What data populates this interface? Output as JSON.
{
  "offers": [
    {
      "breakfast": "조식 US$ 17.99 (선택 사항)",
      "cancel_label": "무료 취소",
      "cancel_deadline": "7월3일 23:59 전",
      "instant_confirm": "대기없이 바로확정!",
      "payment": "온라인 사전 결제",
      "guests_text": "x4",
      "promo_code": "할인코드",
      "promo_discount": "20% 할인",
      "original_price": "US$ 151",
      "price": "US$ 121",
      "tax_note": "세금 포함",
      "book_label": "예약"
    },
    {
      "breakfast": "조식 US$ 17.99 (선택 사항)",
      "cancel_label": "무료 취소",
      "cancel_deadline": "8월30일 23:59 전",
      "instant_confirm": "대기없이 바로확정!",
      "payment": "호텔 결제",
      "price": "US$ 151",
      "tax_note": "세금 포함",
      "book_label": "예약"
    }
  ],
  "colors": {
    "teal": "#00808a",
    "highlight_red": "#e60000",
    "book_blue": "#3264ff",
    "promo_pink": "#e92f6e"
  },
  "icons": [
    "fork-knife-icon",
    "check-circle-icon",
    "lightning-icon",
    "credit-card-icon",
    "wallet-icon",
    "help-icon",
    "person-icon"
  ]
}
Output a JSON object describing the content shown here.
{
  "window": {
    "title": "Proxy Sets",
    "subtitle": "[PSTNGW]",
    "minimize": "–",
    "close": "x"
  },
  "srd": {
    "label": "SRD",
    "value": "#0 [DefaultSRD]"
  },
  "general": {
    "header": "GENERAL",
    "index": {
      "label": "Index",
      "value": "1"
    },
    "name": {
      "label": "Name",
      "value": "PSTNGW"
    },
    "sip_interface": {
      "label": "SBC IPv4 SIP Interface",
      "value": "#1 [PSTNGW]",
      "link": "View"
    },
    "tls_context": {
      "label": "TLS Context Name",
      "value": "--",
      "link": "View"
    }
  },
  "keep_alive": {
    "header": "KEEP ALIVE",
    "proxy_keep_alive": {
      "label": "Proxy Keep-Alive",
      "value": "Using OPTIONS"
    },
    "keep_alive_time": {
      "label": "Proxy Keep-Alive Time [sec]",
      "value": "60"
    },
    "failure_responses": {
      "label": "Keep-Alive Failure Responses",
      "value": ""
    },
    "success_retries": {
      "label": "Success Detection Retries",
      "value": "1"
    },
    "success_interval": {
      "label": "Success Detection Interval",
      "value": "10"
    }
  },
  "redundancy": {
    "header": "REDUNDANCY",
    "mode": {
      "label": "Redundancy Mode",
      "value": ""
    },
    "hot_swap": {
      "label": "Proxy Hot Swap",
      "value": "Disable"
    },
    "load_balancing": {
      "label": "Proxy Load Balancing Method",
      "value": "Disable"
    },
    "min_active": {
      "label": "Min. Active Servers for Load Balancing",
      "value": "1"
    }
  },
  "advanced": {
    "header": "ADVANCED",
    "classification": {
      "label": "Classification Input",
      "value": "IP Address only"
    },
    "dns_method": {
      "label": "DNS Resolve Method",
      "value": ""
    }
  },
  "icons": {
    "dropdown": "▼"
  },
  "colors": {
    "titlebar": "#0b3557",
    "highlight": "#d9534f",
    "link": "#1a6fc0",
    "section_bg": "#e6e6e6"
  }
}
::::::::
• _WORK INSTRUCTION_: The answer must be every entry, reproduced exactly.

• _RESPONSE TO THIS TASK_:
What data populates this interface? Output as JSON.
{
  "offers": [
    {
      "breakfast": "조식 US$ 17.99 (선택 사항)",
      "cancel_label": "무료 취소",
      "cancel_deadline": "7월3일 23:59 전",
      "instant_confirm": "대기없이 바로확정!",
      "payment": "온라인 사전 결제",
      "guests_text": "x4",
      "promo_code": "할인코드",
      "promo_discount": "20% 할인",
      "original_price": "US$ 151",
      "price": "US$ 121",
      "tax_note": "세금 포함",
      "book_label": "예약"
    },
    {
      "breakfast": "조식 US$ 17.99 (선택 사항)",
      "cancel_label": "무료 취소",
      "cancel_deadline": "8월30일 23:59 전",
      "instant_confirm": "대기없이 바로확정!",
      "payment": "호텔 결제",
      "price": "US$ 151",
      "tax_note": "세금 포함",
      "book_label": "예약"
    }
  ],
  "colors": {
    "teal": "#00808a",
    "highlight_red": "#e60000",
    "book_blue": "#3264ff",
    "promo_pink": "#e92f6e"
  },
  "icons": [
    "fork-knife-icon",
    "check-circle-icon",
    "lightning-icon",
    "credit-card-icon",
    "wallet-icon",
    "help-icon",
    "person-icon"
  ]
}
Output a JSON object describing the content shown here.
{
  "window": {
    "title": "Proxy Sets",
    "subtitle": "[PSTNGW]",
    "minimize": "–",
    "close": "x"
  },
  "srd": {
    "label": "SRD",
    "value": "#0 [DefaultSRD]"
  },
  "general": {
    "header": "GENERAL",
    "index": {
      "label": "Index",
      "value": "1"
    },
    "name": {
      "label": "Name",
      "value": "PSTNGW"
    },
    "sip_interface": {
      "label": "SBC IPv4 SIP Interface",
      "value": "#1 [PSTNGW]",
      "link": "View"
    },
    "tls_context": {
      "label": "TLS Context Name",
      "value": "--",
      "link": "View"
    }
  },
  "keep_alive": {
    "header": "KEEP ALIVE",
    "proxy_keep_alive": {
      "label": "Proxy Keep-Alive",
      "value": "Using OPTIONS"
    },
    "keep_alive_time": {
      "label": "Proxy Keep-Alive Time [sec]",
      "value": "60"
    },
    "failure_responses": {
      "label": "Keep-Alive Failure Responses",
      "value": ""
    },
    "success_retries": {
      "label": "Success Detection Retries",
      "value": "1"
    },
    "success_interval": {
      "label": "Success Detection Interval",
      "value": "10"
    }
  },
  "redundancy": {
    "header": "REDUNDANCY",
    "mode": {
      "label": "Redundancy Mode",
      "value": ""
    },
    "hot_swap": {
      "label": "Proxy Hot Swap",
      "value": "Disable"
    },
    "load_balancing": {
      "label": "Proxy Load Balancing Method",
      "value": "Disable"
    },
    "min_active": {
      "label": "Min. Active Servers for Load Balancing",
      "value": "1"
    }
  },
  "advanced": {
    "header": "ADVANCED",
    "classification": {
      "label": "Classification Input",
      "value": "IP Address only"
    },
    "dns_method": {
      "label": "DNS Resolve Method",
      "value": ""
    }
  },
  "icons": {
    "dropdown": "▼"
  },
  "colors": {
    "titlebar": "#0b3557",
    "highlight": "#d9534f",
    "link": "#1a6fc0",
    "section_bg": "#e6e6e6"
  }
}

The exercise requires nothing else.